I had been to church before.
That shouldn’t have to be said. I don’t think, anyways. But maybe…
My meandering thoughts about encountering God sometimes seem very unchurched, I admit. So I state again:
I had been to church before.
The dim lighting of the Bistro at George Mason allowed me to enter unnoticed. I slipped, nervously, into the back row next to some girls with closed eyes and raised hands.
I was late.
I was late because I didn’t want to be there. I was too afraid to be there, too afraid that I would be received in the same unaccepting, conforming way that had become the trademark of my church experiences. Maybe I could sneak in and not be noticed…maybe I could just hear the word and leave. Though I didn’t want the word, I wanted friends.
Four weeks living out of my car came to a close with a dull crawl. No huge breakthrough. No life changing experiences, just routine. I don’t know what I was hoping to accomplish or have happen during these for weeks…but routine?
I was never on campus before living out of my car. I preferred to work at home, so it was odd that I was even on campus at seven thirty that night or any other night. It was the last week of my four-week adventure on a Tuesday evening. I passed the sign for the Chi Alpha ‘Encounter’ service on my way into the J.C. I fixed my tuna bagel sandwich and came down to the main floor. Music from the Chi Alpha service reverberated out into the main room where I was determined to work on school.

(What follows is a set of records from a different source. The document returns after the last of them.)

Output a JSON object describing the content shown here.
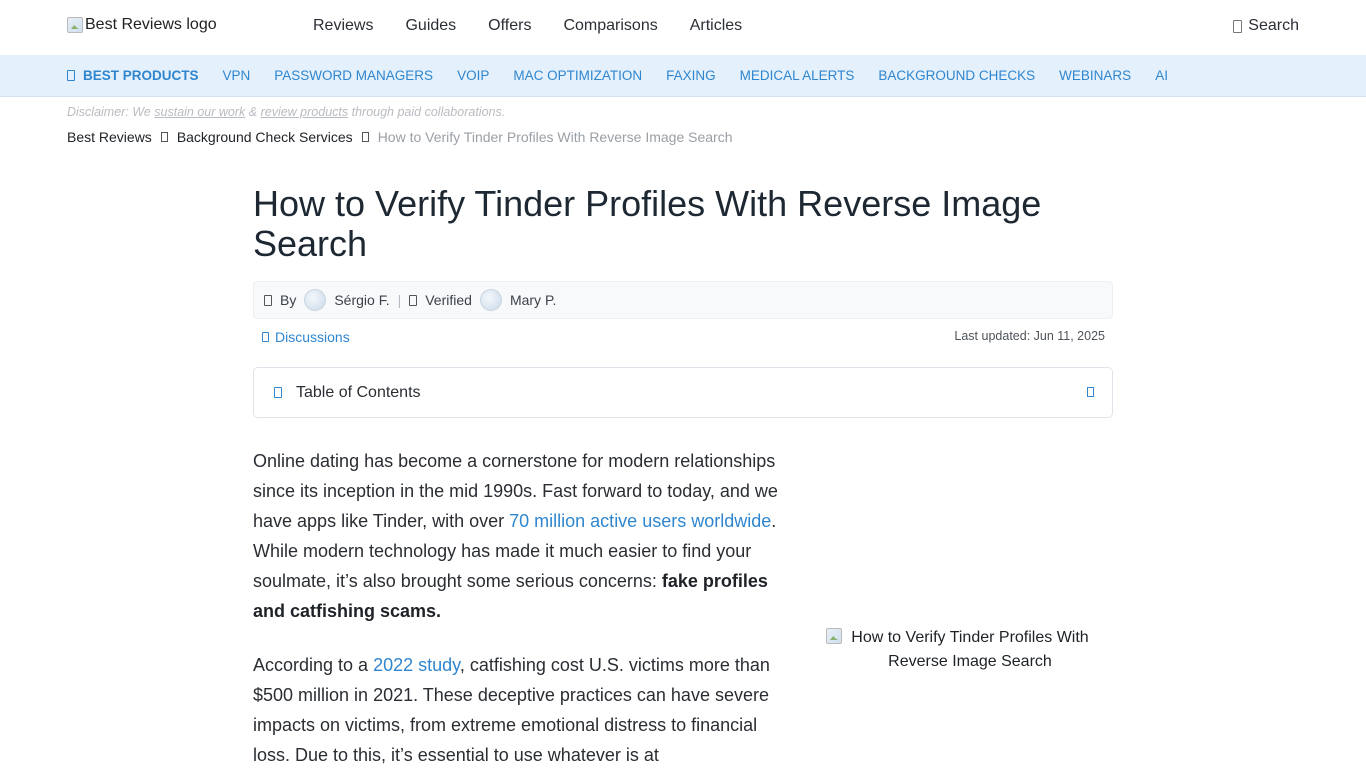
{
  "header": {
    "logo_alt": "Best Reviews logo",
    "nav": [
      "Reviews",
      "Guides",
      "Offers",
      "Comparisons",
      "Articles"
    ],
    "search_label": "Search"
  },
  "categories": {
    "best_label": "BEST PRODUCTS",
    "items": [
      "VPN",
      "PASSWORD MANAGERS",
      "VOIP",
      "MAC OPTIMIZATION",
      "FAXING",
      "MEDICAL ALERTS",
      "BACKGROUND CHECKS",
      "WEBINARS",
      "AI"
    ]
  },
  "disclaimer": {
    "prefix": "Disclaimer: We ",
    "link1": "sustain our work",
    "middle": " & ",
    "link2": "review products",
    "suffix": " through paid collaborations."
  },
  "breadcrumbs": [
    "Best Reviews",
    "Background Check Services",
    "How to Verify Tinder Profiles With Reverse Image Search"
  ],
  "article": {
    "title": "How to Verify Tinder Profiles With Reverse Image Search",
    "by_label": "By",
    "author": "Sérgio F.",
    "verified_label": "Verified",
    "verifier": "Mary P.",
    "discussions_label": "Discussions",
    "last_updated": "Last updated: Jun 11, 2025",
    "toc_label": "Table of Contents",
    "p1": {
      "t1": "Online dating has become a cornerstone for modern relationships since its inception in the mid 1990s. Fast forward to today, and we have apps like Tinder, with over ",
      "link": "70 million active users worldwide",
      "t2": ". While modern technology has made it much easier to find your soulmate, it’s also brought some serious concerns: ",
      "bold": "fake profiles and catfishing scams."
    },
    "p2": {
      "t1": "According to a ",
      "link": "2022 study",
      "t2": ", catfishing cost U.S. victims more than $500 million in 2021. These deceptive practices can have severe impacts on victims, from extreme emotional distress to financial loss. Due to this, it’s essential to use whatever is at"
    },
    "figure_alt": "How to Verify Tinder Profiles With Reverse Image Search"
  },
  "colors": {
    "accent": "#2f86cf",
    "category_bar": "#e4f0fb"
  },
  "icons": [
    "broken-image-icon",
    "search-icon",
    "star-icon",
    "chevron-right-icon",
    "user-icon",
    "check-icon",
    "comment-icon",
    "list-icon",
    "chevron-down-icon"
  ]
}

There are always too many legitimate excuses why you shouldn’t take a risk. Always. I was supposed to go in, even though the service had already started, I was supposed to go in. I knew it by the hunger in my heart for belonging, for peace and worship. I was supposed to go in, but I was scared. I deliberated within myself for ten minutes, slowly talking myself out of attending that one service.
It wouldn’t help. I thought. It wouldn’t make any difference.
They are all the same stale message. I needed life, and the church really only brought a lot of rules…
“If you don’t listen to me now, Charissa, when are you going to listen to me?”
It was the soft tap on the shoulder and the still small voice that I wanted to hear again and again until I could make sense of myself and life. It was the only time that God spoke to me while I was living out of my car and it was clear. Now or never.
I packed my things and slipped into the venue. Hoping to be noticed and not noticed at the same time. I had been to church before. Would this be any different?